### EXERCISE INSTRUCTIONS
What the task requires is each entry, restated exactly.

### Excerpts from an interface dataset
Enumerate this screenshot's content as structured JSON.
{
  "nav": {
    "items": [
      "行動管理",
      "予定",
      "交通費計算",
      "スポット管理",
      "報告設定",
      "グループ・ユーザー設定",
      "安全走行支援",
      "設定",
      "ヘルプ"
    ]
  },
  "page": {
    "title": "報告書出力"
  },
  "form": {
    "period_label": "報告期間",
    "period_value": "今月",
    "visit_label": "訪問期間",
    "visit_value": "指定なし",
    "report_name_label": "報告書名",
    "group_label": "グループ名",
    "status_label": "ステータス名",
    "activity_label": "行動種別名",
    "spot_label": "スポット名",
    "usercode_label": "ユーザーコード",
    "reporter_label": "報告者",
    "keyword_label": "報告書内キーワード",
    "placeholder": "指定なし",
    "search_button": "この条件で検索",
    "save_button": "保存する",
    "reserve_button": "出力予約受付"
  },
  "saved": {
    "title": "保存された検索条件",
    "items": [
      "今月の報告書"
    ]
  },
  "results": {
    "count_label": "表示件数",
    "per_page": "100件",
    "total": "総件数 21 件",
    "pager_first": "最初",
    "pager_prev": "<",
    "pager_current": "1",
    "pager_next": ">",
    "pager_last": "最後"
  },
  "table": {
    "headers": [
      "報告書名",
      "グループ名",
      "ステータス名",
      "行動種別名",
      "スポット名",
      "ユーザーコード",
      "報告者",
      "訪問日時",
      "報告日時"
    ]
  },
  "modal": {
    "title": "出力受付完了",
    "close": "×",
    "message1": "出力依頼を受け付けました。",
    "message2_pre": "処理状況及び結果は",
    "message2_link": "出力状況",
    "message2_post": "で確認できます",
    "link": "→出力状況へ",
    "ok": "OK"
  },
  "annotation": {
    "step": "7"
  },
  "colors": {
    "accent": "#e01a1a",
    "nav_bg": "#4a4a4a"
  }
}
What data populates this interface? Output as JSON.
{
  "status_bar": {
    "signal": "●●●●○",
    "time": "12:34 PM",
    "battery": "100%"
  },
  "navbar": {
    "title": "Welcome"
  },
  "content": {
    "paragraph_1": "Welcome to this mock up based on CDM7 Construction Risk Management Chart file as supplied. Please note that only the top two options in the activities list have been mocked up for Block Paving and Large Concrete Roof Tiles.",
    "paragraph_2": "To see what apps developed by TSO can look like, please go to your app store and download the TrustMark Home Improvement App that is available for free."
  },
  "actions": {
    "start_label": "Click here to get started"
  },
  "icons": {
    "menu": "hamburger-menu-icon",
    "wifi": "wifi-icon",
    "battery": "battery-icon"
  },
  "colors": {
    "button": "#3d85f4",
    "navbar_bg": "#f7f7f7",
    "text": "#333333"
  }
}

### EXPECTED OUTPUT
Enumerate this screenshot's content as structured JSON.
{
  "nav": {
    "items": [
      "行動管理",
      "予定",
      "交通費計算",
      "スポット管理",
      "報告設定",
      "グループ・ユーザー設定",
      "安全走行支援",
      "設定",
      "ヘルプ"
    ]
  },
  "page": {
    "title": "報告書出力"
  },
  "form": {
    "period_label": "報告期間",
    "period_value": "今月",
    "visit_label": "訪問期間",
    "visit_value": "指定なし",
    "report_name_label": "報告書名",
    "group_label": "グループ名",
    "status_label": "ステータス名",
    "activity_label": "行動種別名",
    "spot_label": "スポット名",
    "usercode_label": "ユーザーコード",
    "reporter_label": "報告者",
    "keyword_label": "報告書内キーワード",
    "placeholder": "指定なし",
    "search_button": "この条件で検索",
    "save_button": "保存する",
    "reserve_button": "出力予約受付"
  },
  "saved": {
    "title": "保存された検索条件",
    "items": [
      "今月の報告書"
    ]
  },
  "results": {
    "count_label": "表示件数",
    "per_page": "100件",
    "total": "総件数 21 件",
    "pager_first": "最初",
    "pager_prev": "<",
    "pager_current": "1",
    "pager_next": ">",
    "pager_last": "最後"
  },
  "table": {
    "headers": [
      "報告書名",
      "グループ名",
      "ステータス名",
      "行動種別名",
      "スポット名",
      "ユーザーコード",
      "報告者",
      "訪問日時",
      "報告日時"
    ]
  },
  "modal": {
    "title": "出力受付完了",
    "close": "×",
    "message1": "出力依頼を受け付けました。",
    "message2_pre": "処理状況及び結果は",
    "message2_link": "出力状況",
    "message2_post": "で確認できます",
    "link": "→出力状況へ",
    "ok": "OK"
  },
  "annotation": {
    "step": "7"
  },
  "colors": {
    "accent": "#e01a1a",
    "nav_bg": "#4a4a4a"
  }
}
What data populates this interface? Output as JSON.
{
  "status_bar": {
    "signal": "●●●●○",
    "time": "12:34 PM",
    "battery": "100%"
  },
  "navbar": {
    "title": "Welcome"
  },
  "content": {
    "paragraph_1": "Welcome to this mock up based on CDM7 Construction Risk Management Chart file as supplied. Please note that only the top two options in the activities list have been mocked up for Block Paving and Large Concrete Roof Tiles.",
    "paragraph_2": "To see what apps developed by TSO can look like, please go to your app store and download the TrustMark Home Improvement App that is available for free."
  },
  "actions": {
    "start_label": "Click here to get started"
  },
  "icons": {
    "menu": "hamburger-menu-icon",
    "wifi": "wifi-icon",
    "battery": "battery-icon"
  },
  "colors": {
    "button": "#3d85f4",
    "navbar_bg": "#f7f7f7",
    "text": "#333333"
  }
}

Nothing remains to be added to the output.